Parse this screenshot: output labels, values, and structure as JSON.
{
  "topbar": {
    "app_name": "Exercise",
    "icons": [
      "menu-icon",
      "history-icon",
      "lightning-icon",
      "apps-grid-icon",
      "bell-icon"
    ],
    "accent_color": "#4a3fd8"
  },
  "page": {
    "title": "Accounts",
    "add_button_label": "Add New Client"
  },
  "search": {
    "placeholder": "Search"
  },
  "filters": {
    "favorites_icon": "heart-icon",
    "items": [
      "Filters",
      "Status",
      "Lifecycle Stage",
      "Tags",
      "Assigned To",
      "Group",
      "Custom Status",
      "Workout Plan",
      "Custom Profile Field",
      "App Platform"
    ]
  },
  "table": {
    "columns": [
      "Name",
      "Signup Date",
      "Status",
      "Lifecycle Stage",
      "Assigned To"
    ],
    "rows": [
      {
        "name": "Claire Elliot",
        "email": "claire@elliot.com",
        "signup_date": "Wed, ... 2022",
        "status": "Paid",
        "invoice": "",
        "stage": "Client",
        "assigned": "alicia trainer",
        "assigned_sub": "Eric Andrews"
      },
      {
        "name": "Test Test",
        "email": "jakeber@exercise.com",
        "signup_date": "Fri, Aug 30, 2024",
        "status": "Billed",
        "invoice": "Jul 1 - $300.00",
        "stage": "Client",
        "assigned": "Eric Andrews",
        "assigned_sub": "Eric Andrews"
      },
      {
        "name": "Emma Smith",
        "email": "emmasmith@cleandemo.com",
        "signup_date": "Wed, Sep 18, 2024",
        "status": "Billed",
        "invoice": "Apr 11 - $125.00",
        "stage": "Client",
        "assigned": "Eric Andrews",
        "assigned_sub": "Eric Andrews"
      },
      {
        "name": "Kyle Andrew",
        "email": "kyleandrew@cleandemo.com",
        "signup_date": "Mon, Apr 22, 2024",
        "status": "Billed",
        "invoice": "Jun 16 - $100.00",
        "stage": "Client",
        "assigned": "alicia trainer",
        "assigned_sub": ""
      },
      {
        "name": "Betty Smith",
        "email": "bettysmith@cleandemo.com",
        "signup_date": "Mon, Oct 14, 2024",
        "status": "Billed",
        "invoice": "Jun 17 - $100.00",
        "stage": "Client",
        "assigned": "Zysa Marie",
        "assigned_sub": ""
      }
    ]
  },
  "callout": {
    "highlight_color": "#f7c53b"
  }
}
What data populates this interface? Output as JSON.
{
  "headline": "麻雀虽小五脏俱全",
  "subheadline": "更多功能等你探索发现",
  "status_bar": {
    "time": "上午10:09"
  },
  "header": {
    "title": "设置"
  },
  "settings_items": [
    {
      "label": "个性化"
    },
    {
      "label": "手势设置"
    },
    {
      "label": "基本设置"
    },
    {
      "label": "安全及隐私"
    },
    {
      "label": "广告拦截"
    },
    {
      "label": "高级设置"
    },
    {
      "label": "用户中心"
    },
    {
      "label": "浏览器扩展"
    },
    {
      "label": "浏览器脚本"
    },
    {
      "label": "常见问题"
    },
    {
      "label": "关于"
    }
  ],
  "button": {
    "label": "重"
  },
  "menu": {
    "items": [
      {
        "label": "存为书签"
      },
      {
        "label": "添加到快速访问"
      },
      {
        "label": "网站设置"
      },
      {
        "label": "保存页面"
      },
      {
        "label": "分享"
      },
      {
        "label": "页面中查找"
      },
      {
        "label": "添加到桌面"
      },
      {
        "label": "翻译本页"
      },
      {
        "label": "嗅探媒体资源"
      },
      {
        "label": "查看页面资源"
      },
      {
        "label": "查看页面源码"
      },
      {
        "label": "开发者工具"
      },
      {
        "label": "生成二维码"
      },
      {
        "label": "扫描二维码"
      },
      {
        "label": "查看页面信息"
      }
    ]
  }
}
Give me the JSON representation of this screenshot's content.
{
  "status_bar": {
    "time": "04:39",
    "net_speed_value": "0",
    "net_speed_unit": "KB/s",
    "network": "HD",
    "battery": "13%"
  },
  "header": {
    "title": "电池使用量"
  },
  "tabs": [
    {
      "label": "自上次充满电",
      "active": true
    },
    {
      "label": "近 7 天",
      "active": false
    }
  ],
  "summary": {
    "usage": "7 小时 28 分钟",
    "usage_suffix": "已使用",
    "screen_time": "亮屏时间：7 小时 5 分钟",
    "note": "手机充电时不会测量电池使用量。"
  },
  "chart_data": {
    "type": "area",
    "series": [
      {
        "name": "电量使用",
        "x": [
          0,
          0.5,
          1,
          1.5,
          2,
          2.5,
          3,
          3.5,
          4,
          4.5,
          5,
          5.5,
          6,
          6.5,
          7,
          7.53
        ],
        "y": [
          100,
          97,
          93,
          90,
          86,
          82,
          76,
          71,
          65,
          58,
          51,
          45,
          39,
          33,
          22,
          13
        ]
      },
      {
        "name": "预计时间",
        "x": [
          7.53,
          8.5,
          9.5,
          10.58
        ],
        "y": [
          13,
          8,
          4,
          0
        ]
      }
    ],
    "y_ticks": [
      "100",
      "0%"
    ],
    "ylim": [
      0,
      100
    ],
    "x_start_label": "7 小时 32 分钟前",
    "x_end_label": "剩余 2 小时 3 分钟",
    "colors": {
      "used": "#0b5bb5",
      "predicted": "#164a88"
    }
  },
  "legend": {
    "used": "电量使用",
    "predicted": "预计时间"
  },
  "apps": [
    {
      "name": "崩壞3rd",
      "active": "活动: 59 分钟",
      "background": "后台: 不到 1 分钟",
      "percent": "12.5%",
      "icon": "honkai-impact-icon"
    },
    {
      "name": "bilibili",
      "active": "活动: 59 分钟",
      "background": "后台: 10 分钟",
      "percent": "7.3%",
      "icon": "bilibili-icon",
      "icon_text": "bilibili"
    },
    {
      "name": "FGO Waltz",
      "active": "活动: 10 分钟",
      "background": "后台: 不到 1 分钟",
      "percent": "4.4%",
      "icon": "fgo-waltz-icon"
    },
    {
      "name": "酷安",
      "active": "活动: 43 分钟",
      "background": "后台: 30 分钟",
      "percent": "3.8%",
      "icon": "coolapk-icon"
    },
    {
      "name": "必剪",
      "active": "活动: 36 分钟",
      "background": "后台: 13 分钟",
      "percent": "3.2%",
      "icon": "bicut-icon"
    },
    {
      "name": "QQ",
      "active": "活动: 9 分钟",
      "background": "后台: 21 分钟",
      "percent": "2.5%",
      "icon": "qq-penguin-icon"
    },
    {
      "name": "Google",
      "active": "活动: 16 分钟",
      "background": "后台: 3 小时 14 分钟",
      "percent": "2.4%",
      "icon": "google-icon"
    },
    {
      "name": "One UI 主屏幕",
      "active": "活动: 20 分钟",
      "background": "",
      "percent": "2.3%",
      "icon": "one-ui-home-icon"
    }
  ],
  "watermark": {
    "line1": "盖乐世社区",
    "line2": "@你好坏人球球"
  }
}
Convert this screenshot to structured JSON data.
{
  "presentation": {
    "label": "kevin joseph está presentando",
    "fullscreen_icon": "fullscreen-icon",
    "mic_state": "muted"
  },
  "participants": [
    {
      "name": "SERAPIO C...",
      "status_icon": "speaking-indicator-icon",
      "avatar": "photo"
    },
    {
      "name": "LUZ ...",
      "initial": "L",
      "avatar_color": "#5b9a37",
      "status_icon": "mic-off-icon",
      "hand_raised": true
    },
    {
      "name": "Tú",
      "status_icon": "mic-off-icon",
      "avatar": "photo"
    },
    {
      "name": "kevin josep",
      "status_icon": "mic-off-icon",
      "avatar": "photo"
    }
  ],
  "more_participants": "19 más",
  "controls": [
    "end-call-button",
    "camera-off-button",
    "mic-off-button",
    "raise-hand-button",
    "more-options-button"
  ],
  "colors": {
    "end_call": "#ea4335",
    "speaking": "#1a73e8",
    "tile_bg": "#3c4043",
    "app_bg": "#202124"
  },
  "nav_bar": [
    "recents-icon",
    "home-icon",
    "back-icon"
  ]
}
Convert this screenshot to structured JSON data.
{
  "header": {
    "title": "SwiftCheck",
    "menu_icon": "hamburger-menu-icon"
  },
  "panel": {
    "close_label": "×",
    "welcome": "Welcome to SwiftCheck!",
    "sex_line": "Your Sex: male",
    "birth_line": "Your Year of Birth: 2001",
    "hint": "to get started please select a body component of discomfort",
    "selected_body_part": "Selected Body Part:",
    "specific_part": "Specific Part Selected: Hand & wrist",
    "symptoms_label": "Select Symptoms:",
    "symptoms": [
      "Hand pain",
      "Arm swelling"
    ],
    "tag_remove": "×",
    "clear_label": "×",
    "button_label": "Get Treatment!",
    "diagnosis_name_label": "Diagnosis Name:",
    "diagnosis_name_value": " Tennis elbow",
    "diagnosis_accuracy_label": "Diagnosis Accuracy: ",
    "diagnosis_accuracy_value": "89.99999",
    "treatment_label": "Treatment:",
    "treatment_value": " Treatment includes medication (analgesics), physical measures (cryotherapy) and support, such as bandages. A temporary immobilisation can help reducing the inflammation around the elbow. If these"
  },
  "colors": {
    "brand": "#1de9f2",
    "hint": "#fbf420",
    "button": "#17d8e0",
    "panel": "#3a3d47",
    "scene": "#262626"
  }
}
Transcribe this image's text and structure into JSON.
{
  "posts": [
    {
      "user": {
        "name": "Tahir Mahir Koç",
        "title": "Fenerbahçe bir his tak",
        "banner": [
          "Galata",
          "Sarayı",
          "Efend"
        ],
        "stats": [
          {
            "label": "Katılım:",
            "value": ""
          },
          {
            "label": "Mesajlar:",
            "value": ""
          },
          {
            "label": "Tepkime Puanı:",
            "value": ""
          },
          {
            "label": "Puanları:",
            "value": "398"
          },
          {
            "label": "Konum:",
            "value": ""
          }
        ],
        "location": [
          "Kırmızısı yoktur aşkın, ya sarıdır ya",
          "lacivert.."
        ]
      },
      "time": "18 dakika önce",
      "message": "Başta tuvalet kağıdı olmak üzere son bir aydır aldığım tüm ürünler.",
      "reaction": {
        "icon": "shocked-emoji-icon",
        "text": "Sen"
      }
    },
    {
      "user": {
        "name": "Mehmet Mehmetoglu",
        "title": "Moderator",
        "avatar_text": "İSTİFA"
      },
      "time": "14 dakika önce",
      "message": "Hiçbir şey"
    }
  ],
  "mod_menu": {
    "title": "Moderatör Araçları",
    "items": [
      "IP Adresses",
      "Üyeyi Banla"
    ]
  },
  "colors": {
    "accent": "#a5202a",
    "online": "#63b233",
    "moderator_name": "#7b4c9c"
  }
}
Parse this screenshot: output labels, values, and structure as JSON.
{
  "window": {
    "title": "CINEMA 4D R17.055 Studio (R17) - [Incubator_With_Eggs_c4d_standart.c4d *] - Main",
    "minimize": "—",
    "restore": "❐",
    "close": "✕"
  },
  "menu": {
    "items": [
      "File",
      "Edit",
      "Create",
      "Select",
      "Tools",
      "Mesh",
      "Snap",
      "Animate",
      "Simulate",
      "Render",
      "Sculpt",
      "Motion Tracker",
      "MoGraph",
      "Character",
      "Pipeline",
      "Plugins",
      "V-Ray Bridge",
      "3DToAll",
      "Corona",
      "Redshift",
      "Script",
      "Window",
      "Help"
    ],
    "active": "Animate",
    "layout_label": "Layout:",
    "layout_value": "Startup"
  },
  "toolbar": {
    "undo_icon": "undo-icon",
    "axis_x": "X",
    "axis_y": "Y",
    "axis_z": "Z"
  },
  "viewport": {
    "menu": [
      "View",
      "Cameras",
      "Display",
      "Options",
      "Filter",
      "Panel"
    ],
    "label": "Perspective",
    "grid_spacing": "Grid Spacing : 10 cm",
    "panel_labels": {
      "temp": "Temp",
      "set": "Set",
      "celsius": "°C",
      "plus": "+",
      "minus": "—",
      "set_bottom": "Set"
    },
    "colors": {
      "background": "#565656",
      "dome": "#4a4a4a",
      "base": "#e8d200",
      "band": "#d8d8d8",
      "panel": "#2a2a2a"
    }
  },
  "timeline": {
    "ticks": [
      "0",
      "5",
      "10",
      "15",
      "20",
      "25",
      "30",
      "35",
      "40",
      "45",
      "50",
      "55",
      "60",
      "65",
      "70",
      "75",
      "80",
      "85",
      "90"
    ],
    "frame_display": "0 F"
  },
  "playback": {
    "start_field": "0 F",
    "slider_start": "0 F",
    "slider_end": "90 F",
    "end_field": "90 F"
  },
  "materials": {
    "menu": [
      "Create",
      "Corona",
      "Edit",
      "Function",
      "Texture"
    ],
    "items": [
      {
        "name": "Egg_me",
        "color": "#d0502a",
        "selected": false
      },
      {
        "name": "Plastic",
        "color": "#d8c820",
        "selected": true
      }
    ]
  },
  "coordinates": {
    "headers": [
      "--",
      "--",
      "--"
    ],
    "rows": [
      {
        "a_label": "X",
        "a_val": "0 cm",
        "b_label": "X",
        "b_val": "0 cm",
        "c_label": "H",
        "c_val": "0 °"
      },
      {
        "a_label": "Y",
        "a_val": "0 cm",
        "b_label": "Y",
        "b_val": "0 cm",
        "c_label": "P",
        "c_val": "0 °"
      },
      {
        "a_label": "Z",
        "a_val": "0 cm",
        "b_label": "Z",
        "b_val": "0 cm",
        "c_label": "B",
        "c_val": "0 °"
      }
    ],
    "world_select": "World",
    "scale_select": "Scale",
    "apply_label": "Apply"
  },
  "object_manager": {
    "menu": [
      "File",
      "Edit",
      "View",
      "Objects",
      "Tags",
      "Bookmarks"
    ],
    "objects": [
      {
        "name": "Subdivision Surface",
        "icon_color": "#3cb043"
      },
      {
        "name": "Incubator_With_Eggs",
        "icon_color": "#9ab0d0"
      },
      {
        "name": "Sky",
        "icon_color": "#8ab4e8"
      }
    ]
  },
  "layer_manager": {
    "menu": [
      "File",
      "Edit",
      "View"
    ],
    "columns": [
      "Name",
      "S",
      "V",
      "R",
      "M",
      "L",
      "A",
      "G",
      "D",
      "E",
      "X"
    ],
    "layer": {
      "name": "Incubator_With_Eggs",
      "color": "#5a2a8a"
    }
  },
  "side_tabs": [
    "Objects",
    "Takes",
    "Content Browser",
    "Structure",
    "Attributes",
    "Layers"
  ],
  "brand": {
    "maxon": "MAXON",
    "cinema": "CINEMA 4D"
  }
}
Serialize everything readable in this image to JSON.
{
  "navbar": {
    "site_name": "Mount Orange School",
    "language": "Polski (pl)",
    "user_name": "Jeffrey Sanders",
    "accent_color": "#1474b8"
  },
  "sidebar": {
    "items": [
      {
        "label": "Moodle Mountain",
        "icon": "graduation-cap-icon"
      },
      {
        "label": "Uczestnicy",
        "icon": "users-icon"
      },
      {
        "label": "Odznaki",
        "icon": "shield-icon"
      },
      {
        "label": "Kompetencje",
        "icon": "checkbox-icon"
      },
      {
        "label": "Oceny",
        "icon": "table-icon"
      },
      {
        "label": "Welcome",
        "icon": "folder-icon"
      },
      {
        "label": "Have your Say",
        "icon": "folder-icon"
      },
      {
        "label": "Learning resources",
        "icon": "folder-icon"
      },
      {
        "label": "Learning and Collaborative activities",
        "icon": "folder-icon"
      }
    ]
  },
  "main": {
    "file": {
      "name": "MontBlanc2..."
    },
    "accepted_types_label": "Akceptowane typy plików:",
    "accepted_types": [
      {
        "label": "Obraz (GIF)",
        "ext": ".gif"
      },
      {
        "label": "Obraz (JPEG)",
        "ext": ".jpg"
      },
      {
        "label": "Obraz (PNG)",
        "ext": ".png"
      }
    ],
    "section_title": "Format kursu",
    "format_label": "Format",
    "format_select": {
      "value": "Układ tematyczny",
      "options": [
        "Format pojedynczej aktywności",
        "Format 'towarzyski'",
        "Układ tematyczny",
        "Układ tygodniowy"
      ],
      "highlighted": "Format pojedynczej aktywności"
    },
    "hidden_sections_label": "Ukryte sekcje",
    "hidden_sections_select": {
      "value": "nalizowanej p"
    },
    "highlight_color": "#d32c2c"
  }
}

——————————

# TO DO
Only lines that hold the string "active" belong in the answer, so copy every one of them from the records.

# TASK RESPONSE
      "active": true
      "active": false
      "active": "活动: 59 分钟",
      "active": "活动: 59 分钟",
      "active": "活动: 10 分钟",
      "active": "活动: 43 分钟",
      "active": "活动: 36 分钟",
      "active": "活动: 9 分钟",
      "active": "活动: 16 分钟",
      "active": "活动: 20 分钟",
    "active": "Animate",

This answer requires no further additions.